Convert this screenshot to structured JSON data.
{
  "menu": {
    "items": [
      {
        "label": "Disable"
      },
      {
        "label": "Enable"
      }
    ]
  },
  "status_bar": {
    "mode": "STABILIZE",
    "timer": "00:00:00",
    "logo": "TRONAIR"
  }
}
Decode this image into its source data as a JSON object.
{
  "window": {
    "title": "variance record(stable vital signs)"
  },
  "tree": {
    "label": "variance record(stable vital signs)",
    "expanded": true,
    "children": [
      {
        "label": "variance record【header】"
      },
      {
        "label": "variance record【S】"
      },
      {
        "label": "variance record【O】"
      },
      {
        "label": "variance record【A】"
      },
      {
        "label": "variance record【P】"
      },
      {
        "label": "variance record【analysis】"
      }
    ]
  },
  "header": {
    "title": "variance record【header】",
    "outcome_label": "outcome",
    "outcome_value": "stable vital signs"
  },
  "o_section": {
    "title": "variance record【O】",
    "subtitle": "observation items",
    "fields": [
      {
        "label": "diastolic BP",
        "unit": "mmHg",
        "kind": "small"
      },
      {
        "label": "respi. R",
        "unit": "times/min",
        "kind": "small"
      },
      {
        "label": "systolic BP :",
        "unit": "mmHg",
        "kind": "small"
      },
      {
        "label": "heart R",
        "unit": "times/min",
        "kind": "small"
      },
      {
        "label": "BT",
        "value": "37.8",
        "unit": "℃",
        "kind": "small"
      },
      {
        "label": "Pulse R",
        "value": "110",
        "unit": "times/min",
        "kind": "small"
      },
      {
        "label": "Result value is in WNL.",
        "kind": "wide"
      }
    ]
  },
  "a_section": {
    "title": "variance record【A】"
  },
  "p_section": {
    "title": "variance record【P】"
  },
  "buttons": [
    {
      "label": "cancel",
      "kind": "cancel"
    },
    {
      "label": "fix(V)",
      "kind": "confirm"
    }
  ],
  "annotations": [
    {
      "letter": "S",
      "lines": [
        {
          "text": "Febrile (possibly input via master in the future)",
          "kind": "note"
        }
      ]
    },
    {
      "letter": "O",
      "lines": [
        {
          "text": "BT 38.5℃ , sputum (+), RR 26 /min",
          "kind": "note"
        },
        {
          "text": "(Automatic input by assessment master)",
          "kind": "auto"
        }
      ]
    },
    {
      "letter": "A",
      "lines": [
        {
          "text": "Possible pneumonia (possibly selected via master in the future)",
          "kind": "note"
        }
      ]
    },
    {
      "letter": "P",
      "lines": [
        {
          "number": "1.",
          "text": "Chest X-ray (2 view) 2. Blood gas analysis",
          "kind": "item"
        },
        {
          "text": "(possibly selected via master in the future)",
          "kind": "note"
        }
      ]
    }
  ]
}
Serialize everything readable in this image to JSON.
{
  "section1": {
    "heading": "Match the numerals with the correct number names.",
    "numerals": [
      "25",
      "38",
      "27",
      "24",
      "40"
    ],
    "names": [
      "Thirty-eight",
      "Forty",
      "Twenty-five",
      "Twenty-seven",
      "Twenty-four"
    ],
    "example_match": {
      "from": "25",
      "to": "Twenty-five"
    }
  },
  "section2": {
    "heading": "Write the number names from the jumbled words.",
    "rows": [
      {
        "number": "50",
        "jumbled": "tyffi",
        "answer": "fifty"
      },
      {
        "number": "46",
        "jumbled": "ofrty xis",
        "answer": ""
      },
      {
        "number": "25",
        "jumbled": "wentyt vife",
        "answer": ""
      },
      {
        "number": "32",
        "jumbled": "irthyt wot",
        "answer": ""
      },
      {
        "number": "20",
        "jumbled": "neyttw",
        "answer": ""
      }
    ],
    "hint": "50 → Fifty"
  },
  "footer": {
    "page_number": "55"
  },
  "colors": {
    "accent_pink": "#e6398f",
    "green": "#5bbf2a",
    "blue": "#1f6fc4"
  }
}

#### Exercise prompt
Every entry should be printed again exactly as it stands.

#### Task result
Convert this screenshot to structured JSON data.
{
  "menu": {
    "items": [
      {
        "label": "Disable"
      },
      {
        "label": "Enable"
      }
    ]
  },
  "status_bar": {
    "mode": "STABILIZE",
    "timer": "00:00:00",
    "logo": "TRONAIR"
  }
}
Decode this image into its source data as a JSON object.
{
  "window": {
    "title": "variance record(stable vital signs)"
  },
  "tree": {
    "label": "variance record(stable vital signs)",
    "expanded": true,
    "children": [
      {
        "label": "variance record【header】"
      },
      {
        "label": "variance record【S】"
      },
      {
        "label": "variance record【O】"
      },
      {
        "label": "variance record【A】"
      },
      {
        "label": "variance record【P】"
      },
      {
        "label": "variance record【analysis】"
      }
    ]
  },
  "header": {
    "title": "variance record【header】",
    "outcome_label": "outcome",
    "outcome_value": "stable vital signs"
  },
  "o_section": {
    "title": "variance record【O】",
    "subtitle": "observation items",
    "fields": [
      {
        "label": "diastolic BP",
        "unit": "mmHg",
        "kind": "small"
      },
      {
        "label": "respi. R",
        "unit": "times/min",
        "kind": "small"
      },
      {
        "label": "systolic BP :",
        "unit": "mmHg",
        "kind": "small"
      },
      {
        "label": "heart R",
        "unit": "times/min",
        "kind": "small"
      },
      {
        "label": "BT",
        "value": "37.8",
        "unit": "℃",
        "kind": "small"
      },
      {
        "label": "Pulse R",
        "value": "110",
        "unit": "times/min",
        "kind": "small"
      },
      {
        "label": "Result value is in WNL.",
        "kind": "wide"
      }
    ]
  },
  "a_section": {
    "title": "variance record【A】"
  },
  "p_section": {
    "title": "variance record【P】"
  },
  "buttons": [
    {
      "label": "cancel",
      "kind": "cancel"
    },
    {
      "label": "fix(V)",
      "kind": "confirm"
    }
  ],
  "annotations": [
    {
      "letter": "S",
      "lines": [
        {
          "text": "Febrile (possibly input via master in the future)",
          "kind": "note"
        }
      ]
    },
    {
      "letter": "O",
      "lines": [
        {
          "text": "BT 38.5℃ , sputum (+), RR 26 /min",
          "kind": "note"
        },
        {
          "text": "(Automatic input by assessment master)",
          "kind": "auto"
        }
      ]
    },
    {
      "letter": "A",
      "lines": [
        {
          "text": "Possible pneumonia (possibly selected via master in the future)",
          "kind": "note"
        }
      ]
    },
    {
      "letter": "P",
      "lines": [
        {
          "number": "1.",
          "text": "Chest X-ray (2 view) 2. Blood gas analysis",
          "kind": "item"
        },
        {
          "text": "(possibly selected via master in the future)",
          "kind": "note"
        }
      ]
    }
  ]
}
Serialize everything readable in this image to JSON.
{
  "section1": {
    "heading": "Match the numerals with the correct number names.",
    "numerals": [
      "25",
      "38",
      "27",
      "24",
      "40"
    ],
    "names": [
      "Thirty-eight",
      "Forty",
      "Twenty-five",
      "Twenty-seven",
      "Twenty-four"
    ],
    "example_match": {
      "from": "25",
      "to": "Twenty-five"
    }
  },
  "section2": {
    "heading": "Write the number names from the jumbled words.",
    "rows": [
      {
        "number": "50",
        "jumbled": "tyffi",
        "answer": "fifty"
      },
      {
        "number": "46",
        "jumbled": "ofrty xis",
        "answer": ""
      },
      {
        "number": "25",
        "jumbled": "wentyt vife",
        "answer": ""
      },
      {
        "number": "32",
        "jumbled": "irthyt wot",
        "answer": ""
      },
      {
        "number": "20",
        "jumbled": "neyttw",
        "answer": ""
      }
    ],
    "hint": "50 → Fifty"
  },
  "footer": {
    "page_number": "55"
  },
  "colors": {
    "accent_pink": "#e6398f",
    "green": "#5bbf2a",
    "blue": "#1f6fc4"
  }
}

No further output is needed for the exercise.